Donna Solecka Urbikas grew up in the Midwest during the golden years of the American century. But her Polish-born mother and half sister had endured dehumanizing conditions during World War II, as slave laborers in Siberia. War and exile created a profound bond between mother and older daughter, one that Donna would struggle to find with either of them.
In 1940, Janina Ślarzynska and her five-year-old daughter Mira were taken by Soviet secret police (NKVD) from their small family farm in eastern Poland and sent to Siberia with hundreds of thousands of others. So began their odyssey of hunger, disease, cunning survival, desperate escape across a continent, and new love amidst terrible circumstances.
But in the 1950s, baby boomer Donna yearns for a “normal” American family while Janina and Mira are haunted by the past. In this unforgettable memoir, Donna recounts her family history and her own survivor’s story, finally understanding the damaged mother who had saved her sister.
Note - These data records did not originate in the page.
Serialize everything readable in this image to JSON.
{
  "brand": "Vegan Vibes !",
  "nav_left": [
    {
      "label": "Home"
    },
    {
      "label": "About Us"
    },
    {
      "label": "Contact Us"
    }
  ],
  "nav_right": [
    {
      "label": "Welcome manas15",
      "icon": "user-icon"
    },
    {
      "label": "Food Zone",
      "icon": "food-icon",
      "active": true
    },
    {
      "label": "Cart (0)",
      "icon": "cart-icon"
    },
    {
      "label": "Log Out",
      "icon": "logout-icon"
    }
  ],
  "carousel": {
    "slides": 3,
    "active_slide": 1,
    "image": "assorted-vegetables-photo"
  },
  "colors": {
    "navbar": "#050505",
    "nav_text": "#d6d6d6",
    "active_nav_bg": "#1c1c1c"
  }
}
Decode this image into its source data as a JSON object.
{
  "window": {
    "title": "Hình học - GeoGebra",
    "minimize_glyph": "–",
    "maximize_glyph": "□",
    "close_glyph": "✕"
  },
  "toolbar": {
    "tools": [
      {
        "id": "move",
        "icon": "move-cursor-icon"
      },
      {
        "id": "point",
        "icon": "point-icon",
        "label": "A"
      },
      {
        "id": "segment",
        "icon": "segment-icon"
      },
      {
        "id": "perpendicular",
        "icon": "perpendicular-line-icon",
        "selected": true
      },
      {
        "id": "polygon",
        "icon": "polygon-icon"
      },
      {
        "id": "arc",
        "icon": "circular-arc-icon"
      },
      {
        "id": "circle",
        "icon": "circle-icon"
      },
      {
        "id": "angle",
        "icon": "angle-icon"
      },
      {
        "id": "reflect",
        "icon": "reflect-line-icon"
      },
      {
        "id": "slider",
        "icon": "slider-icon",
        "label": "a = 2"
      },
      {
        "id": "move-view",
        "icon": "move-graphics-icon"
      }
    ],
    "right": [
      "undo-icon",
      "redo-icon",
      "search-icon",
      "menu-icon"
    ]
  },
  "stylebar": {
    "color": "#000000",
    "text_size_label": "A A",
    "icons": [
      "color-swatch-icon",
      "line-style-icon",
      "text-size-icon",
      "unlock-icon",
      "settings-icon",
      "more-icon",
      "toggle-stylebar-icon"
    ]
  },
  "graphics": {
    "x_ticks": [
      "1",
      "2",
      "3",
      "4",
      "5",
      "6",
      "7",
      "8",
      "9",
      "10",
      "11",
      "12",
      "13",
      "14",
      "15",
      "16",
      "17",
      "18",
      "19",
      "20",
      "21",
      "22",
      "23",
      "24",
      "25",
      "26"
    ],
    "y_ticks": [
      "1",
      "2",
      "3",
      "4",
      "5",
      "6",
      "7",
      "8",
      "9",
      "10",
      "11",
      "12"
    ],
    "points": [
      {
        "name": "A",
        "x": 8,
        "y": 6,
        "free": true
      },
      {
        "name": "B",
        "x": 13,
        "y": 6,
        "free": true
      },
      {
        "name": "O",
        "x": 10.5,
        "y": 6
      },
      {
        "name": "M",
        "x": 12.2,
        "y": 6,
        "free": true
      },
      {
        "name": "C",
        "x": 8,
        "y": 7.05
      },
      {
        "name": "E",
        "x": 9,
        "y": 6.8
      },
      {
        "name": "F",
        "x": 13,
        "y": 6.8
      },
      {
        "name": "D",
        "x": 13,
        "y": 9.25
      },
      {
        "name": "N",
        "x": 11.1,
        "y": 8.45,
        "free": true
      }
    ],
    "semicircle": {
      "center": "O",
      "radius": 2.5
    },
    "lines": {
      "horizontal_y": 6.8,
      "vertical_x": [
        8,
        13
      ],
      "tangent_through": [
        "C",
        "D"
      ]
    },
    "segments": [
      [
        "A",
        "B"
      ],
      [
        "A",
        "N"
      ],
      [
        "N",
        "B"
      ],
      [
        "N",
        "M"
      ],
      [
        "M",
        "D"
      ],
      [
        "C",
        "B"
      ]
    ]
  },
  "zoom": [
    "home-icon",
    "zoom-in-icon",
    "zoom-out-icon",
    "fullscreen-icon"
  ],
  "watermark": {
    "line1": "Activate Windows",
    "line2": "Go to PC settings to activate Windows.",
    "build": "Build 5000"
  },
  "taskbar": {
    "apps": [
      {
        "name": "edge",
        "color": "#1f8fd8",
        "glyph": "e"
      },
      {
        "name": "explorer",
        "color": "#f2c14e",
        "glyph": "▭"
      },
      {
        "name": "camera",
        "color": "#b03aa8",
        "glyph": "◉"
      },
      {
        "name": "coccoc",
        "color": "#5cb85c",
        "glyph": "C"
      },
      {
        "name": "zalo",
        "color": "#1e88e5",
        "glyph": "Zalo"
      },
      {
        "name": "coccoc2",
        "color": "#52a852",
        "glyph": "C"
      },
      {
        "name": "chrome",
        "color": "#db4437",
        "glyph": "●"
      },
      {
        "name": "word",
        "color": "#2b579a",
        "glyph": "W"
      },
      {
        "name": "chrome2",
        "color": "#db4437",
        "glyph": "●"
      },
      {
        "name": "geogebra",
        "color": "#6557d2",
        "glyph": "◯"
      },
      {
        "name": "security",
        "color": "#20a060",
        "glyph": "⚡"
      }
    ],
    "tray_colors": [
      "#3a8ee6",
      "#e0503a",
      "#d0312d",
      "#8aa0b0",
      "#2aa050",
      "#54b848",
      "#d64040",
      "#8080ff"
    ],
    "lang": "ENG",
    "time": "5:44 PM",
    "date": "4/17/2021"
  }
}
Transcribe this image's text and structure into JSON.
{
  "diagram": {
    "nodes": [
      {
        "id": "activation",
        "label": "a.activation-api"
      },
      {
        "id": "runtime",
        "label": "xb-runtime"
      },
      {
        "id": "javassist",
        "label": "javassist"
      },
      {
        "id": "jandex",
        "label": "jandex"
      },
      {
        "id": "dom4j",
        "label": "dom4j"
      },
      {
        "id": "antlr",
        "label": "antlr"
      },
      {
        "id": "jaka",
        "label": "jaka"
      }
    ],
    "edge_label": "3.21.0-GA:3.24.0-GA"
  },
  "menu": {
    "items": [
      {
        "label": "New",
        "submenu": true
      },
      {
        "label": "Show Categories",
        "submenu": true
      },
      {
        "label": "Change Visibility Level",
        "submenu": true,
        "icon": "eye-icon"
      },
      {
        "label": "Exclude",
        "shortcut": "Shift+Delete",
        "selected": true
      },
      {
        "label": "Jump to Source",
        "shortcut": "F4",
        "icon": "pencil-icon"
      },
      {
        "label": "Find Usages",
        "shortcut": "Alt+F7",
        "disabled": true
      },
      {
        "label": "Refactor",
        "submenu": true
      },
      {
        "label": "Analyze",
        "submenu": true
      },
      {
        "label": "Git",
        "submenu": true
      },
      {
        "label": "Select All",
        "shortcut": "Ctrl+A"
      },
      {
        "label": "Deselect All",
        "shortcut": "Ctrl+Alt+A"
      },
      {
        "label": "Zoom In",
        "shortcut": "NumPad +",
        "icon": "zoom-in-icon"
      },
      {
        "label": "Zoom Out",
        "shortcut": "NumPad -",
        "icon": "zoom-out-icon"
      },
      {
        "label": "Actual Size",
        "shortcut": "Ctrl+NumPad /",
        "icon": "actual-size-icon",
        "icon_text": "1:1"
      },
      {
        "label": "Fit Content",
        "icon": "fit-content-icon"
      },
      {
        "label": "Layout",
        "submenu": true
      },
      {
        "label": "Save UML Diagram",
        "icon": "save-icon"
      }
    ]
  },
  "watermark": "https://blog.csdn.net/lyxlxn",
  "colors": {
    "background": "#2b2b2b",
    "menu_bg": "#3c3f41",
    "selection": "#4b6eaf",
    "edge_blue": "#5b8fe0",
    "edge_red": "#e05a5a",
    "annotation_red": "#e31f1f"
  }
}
“This stunning, heartfelt memoir looks unflinchingly at the scars borne by one Polish immigrant family as their daughter tries to become a normal American girl in Chicago. A gripping study of family dynamics, this is also a must-read for World War II history buffs.”
—Leonard Kniffel, author of A Polish Son in the Motherland
“After the Soviets invaded eastern Poland in September 1939, they deported nearly half a million people into the interior of the USSR. The sufferings of these captives did not end with their release from labor and concentration camps but continued throughout their lives, affecting their families drastically. This poignant and moving memoir is essential reading for all who want to understand the nature of the Soviet Gulag system and the problems faced by its former inmates in adapting to a normal life.”
—Antony Polonsky, chief historian of the Museum of Polish Jews in Warsaw